Miracles of the Las Lajas Sanctuary
On the southern border of Colombia is the small town of Ipiales, home to a pilgrimage site for Colombians and Ecuadorians. At this place in 1754, a mother and her deaf-mute daughter sought refuge from a storm among the rock outcroppings of a steep-walled river canyon. The daughter yelled out to her mother that Mestiza is calling me. The mother was as surprised by the miracle of her daughter’s speech as she was by the vision of the Virgin Mary in the wall of rock, illuminated by intermittent bursts of lightening.
A straw and wood shrine was quickly built to enclose the image on the rock. In 1802 a large adobe church was erected in place of the shrine. A bridge was built across the canyon and roads were cut to enable pilgrims to easily visit the site. In 1916 the Gothic Revival church was begun. The church seen today was completed in 1949. All structures at the site preserved the rock vision as the back of the altar. A small model of the 1802 church can be seen along the path down to the cathedral, among the many wall-plagues cemented on the canyon walls to pay tribute to the miracle of Las Lajas.

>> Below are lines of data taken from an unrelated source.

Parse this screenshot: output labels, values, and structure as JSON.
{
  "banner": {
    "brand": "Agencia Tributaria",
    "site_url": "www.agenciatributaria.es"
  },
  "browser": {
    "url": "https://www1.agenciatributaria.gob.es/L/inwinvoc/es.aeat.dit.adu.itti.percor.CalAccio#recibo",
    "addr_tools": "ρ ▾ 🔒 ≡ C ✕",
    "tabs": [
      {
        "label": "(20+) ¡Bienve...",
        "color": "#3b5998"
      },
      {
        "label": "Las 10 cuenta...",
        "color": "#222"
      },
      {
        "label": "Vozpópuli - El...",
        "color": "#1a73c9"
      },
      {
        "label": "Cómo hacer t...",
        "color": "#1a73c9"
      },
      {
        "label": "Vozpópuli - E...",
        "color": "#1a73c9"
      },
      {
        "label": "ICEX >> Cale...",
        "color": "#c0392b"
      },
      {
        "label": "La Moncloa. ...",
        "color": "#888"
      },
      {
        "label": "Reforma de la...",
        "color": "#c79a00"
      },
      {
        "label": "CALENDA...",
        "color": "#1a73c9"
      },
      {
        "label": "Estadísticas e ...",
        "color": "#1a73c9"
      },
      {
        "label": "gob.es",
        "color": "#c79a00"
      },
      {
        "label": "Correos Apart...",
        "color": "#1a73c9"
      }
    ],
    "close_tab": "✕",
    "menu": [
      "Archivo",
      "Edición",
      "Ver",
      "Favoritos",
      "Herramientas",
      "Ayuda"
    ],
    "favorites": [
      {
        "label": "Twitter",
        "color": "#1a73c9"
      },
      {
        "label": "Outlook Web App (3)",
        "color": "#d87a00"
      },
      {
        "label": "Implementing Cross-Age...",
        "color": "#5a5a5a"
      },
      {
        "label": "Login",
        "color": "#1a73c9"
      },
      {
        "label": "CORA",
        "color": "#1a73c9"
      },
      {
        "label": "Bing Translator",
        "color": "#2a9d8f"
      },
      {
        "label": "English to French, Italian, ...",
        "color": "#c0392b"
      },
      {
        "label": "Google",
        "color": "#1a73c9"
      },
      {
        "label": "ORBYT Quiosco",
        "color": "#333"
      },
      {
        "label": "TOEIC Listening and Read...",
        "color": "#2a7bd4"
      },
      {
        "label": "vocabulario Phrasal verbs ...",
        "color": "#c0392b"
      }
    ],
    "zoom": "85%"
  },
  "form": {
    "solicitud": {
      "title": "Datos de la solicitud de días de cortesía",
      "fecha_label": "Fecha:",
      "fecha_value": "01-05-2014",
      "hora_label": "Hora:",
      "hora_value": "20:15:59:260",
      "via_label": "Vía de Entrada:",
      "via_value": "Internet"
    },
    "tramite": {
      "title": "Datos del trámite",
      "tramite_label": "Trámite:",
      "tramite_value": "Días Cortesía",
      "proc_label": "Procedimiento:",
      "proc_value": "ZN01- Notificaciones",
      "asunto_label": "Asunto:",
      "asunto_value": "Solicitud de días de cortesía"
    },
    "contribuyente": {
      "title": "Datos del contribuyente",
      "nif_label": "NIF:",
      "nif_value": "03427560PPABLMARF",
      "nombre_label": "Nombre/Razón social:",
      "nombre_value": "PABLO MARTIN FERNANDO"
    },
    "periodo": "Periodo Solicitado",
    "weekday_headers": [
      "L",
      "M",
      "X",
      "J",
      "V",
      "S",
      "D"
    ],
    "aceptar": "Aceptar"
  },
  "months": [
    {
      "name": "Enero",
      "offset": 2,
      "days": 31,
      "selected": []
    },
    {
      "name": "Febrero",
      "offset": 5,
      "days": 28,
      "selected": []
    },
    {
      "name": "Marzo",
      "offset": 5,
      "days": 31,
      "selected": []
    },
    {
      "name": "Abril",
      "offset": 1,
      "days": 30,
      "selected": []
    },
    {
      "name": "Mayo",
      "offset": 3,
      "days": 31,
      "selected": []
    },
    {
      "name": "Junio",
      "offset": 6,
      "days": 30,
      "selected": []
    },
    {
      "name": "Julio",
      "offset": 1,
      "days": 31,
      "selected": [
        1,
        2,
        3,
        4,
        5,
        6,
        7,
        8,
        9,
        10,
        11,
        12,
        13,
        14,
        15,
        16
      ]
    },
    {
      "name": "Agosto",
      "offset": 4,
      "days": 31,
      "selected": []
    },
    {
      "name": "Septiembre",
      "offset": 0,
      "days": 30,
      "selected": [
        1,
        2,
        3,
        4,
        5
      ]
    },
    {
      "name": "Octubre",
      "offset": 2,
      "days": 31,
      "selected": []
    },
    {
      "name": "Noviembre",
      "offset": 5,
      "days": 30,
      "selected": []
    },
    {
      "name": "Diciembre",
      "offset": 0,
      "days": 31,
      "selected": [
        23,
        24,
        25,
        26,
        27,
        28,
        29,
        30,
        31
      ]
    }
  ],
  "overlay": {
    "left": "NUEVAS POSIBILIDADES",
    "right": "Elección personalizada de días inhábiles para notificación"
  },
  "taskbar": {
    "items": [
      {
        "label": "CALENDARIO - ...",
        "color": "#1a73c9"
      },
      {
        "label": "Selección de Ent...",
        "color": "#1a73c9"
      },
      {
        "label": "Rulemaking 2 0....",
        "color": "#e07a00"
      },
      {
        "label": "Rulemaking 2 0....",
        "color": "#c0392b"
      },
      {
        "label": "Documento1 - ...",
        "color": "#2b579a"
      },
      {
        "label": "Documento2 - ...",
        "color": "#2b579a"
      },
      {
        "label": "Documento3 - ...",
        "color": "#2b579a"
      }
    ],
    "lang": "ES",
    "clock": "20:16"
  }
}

The current sanctuary was funded by donations sought in Ecuador by a man who credits the Virgin of Las Lajas with the miracle of his restored hearing. A statue commemorating this miracle and the funding of the church is located along the path from the main street down to the cathedral. Food vendors on the path sell local favorites including cheese stuffed plantain and roasted guinea pig, locally known as cuy.
Each year during holy week, over 1,000 people from Pasto walk to the Las Lajas Sanctuary. Pilgrims from Ecuador walk north to join the celebration. The walk takes about 24 hours. During this event soldiers line the road to exclude all but walkers and bicyclists from the road.
In 1952 the Vatican recognized the special status of the image of the Virgin at the sanctuary. Our Lady of Las Lajas was honored in a Canonical Coronation to venerate the local Christian icon. Papal recognition is joined by hundreds of testaments from the faithful cemented to the wall of the canyon down the length of the entry path. A visit to the Las Lajas Sanctuary is an experience in inspiration and hope.
A week in the southern highlands of Colombia was just enough time to enjoy sites of lost civilizations and miracles of healing. Indigenous people migrating to the area after the end of the first millennium of the current era have intertwined with 18th century Spanish soldiers and explorers to build Catholic communities independent of, yet reminiscent of, old Spain. For visitors southern Colombia is a magical place.